THAT LOVIN' FEELING
Get the joy of romance back into your relationship
Creators News Service
If you feel like your marriage or long-term love affair is suffering, concentrating on it for one day, such as Valentine's Day, won't solve anything, said Vicki Huffman Pruitt, a licensed clinical professional counselor associated with The Therapy Center in Springfield, Ill.
When romance is on the wane, couples need more than candlelight and soft music. "That's all superficial," she said. "You're not going to be having romance if you don't have a healthy marriage or relationship. That's why I think it is so important to know yourself and your partner."
However, you don't have to wait for a special occasion like Valentine's Day or an anniversary to put a little romance back into your relationship.
Huffman Pruitt recommended that partners ask each other this question: What are the first five words that come to mind when someone says romance? Couples who can communicate these thoughts are on the right track.
"Some people are uncomfortable talking about things like this," she said. "Yet if you don't talk about it, then you won't have a real definition of romance."
Marilyn Stevens, a clinical social worker and trained facilitator for the national PAIRS (Practical Application of Intimate Relationship Skills) Foundation, agreed. She and her husband of 26 years, Matt Stevens, facilitate retreats and sessions through their central Illinois practice ConnectEd Pairs.
Thousands of men and women are participating in PAIRS courses all over the country to improve their relationships, Stevens said. Facilitators undergo extensive training so they can lead classes that help couples work on building happy, healthy, lasting relationships. "We see couples who are dating, engaged and in all stages of marriage," she said. "We also see couples who are in a second marriage who really want to make this relationship work."

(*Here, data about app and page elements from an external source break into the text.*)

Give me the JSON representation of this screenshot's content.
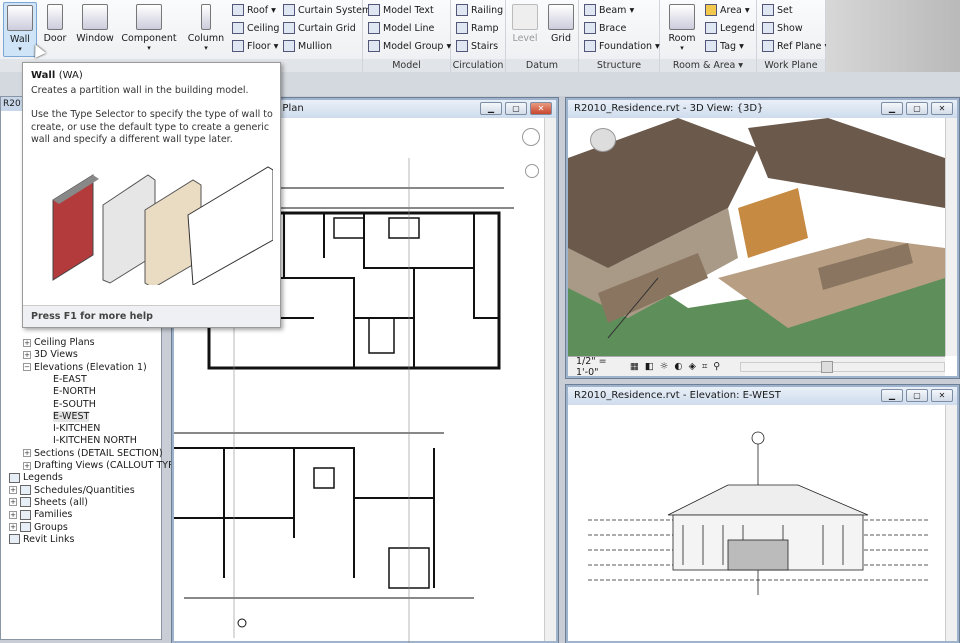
{
  "ribbon": {
    "build": {
      "wall": "Wall",
      "door": "Door",
      "window": "Window",
      "component": "Component",
      "column": "Column",
      "roof": "Roof",
      "ceiling": "Ceiling",
      "floor": "Floor",
      "curtain_system": "Curtain System",
      "curtain_grid": "Curtain Grid",
      "mullion": "Mullion"
    },
    "model": {
      "label": "Model",
      "model_text": "Model Text",
      "model_line": "Model Line",
      "model_group": "Model Group"
    },
    "circulation": {
      "label": "Circulation",
      "railing": "Railing",
      "ramp": "Ramp",
      "stairs": "Stairs"
    },
    "datum": {
      "label": "Datum",
      "level": "Level",
      "grid": "Grid"
    },
    "structure": {
      "label": "Structure",
      "beam": "Beam",
      "brace": "Brace",
      "foundation": "Foundation"
    },
    "room_area": {
      "label": "Room & Area",
      "room": "Room",
      "area": "Area",
      "legend": "Legend",
      "tag": "Tag"
    },
    "work_plane": {
      "label": "Work Plane",
      "set": "Set",
      "show": "Show",
      "ref_plane": "Ref Plane"
    }
  },
  "tooltip": {
    "title": "Wall",
    "shortcut": "(WA)",
    "summary": "Creates a partition wall in the building model.",
    "detail": "Use the Type Selector to specify the type of wall to create, or use the default type to create a generic wall and specify a different wall type later.",
    "footer": "Press F1 for more help"
  },
  "browser": {
    "title": "R2010",
    "items": [
      {
        "label": "Ceiling Plans",
        "level": 2,
        "toggle": "+"
      },
      {
        "label": "3D Views",
        "level": 2,
        "toggle": "+"
      },
      {
        "label": "Elevations (Elevation 1)",
        "level": 2,
        "toggle": "-"
      },
      {
        "label": "E-EAST",
        "level": 3
      },
      {
        "label": "E-NORTH",
        "level": 3
      },
      {
        "label": "E-SOUTH",
        "level": 3
      },
      {
        "label": "E-WEST",
        "level": 3,
        "selected": true
      },
      {
        "label": "I-KITCHEN",
        "level": 3
      },
      {
        "label": "I-KITCHEN NORTH",
        "level": 3
      },
      {
        "label": "Sections (DETAIL SECTION)",
        "level": 2,
        "toggle": "+"
      },
      {
        "label": "Drafting Views (CALLOUT TYP.",
        "level": 2,
        "toggle": "+"
      },
      {
        "label": "Legends",
        "level": 1
      },
      {
        "label": "Schedules/Quantities",
        "level": 1,
        "toggle": "+"
      },
      {
        "label": "Sheets (all)",
        "level": 1,
        "toggle": "+"
      },
      {
        "label": "Families",
        "level": 1,
        "toggle": "+"
      },
      {
        "label": "Groups",
        "level": 1,
        "toggle": "+"
      },
      {
        "label": "Revit Links",
        "level": 1
      }
    ]
  },
  "views": {
    "floor_plan": {
      "title": "loor Plan: First Floor Plan"
    },
    "view_3d": {
      "title": "R2010_Residence.rvt - 3D View: {3D}",
      "scale": "1/2\" = 1'-0\""
    },
    "elevation": {
      "title": "R2010_Residence.rvt - Elevation: E-WEST"
    }
  },
  "colors": {
    "accent": "#cfe4f7",
    "roof": "#6b5a4c",
    "lawn": "#5e8f5a",
    "wall": "#a89a86"
  }
}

A healthy marriage is hard work, noted Huffman Pruitt, who is currently writing a book on relationships. However, there are many people that never took the time to sustain their relationship.
"There is a new phenomenon going on now with couples who have been married many years," she said. Baby boomers in particular have traditionally put a lot of time, effort and emotion into raising their children. Suddenly those children are grown up, in college or becoming more independent -- and their parents are not-so-eager empty nesters.
Even younger couples sometimes have trouble talking to one another when their children are not around. "All of the sudden they are sitting at dinner with their husband or wife and they think, 'Who are you?' They don't know what to do," Huffman Pruitt said.
The solution is simple. "What I have found is that people are stuck in a rut. What people really need to do is take care of themselves first," she said. "Taking care of yourself is going to make it easier to be a good partner in a relationship. You have to take an honest look at yourself to see if you have a hard time receiving love and giving love."
Stevens agreed, adding that a marriage might need a little push. "It could be that a relationship has moved into such a comfortable pattern that you forgot what it was like when you first fell in love," Stevens said. "Or maybe you just go through the day and night in the same routines and you think, 'There has got to be more!'"
That's why couples who attend PAIRS meetings learn a skill called "taking a daily temperature reading," in which they vow to take five to 10 minutes a day concentrating on one another. The five steps to a temperature reading include sharing an appreciation of the spouse or partner; passing on a bit of new information; speaking about something that is puzzling or worrisome; raising a complaint with a request for change; and finally, sharing a wish, hope or dream about something the couple can look forward to.
"Sometimes people who are not communicating about difficult things are also not communicating about things that bring them pleasure," Stevens said. "They have not fallen out of love, they are just losing communication."
Huffman Pruitt agreed. "Basically I think it all comes down to communicate, communicate, communicate," she said. "Take and make the time to get to know your partner. Be creative. Be thoughtful. That is such a gesture of kindness, I think. It's really all about making somebody else feel good."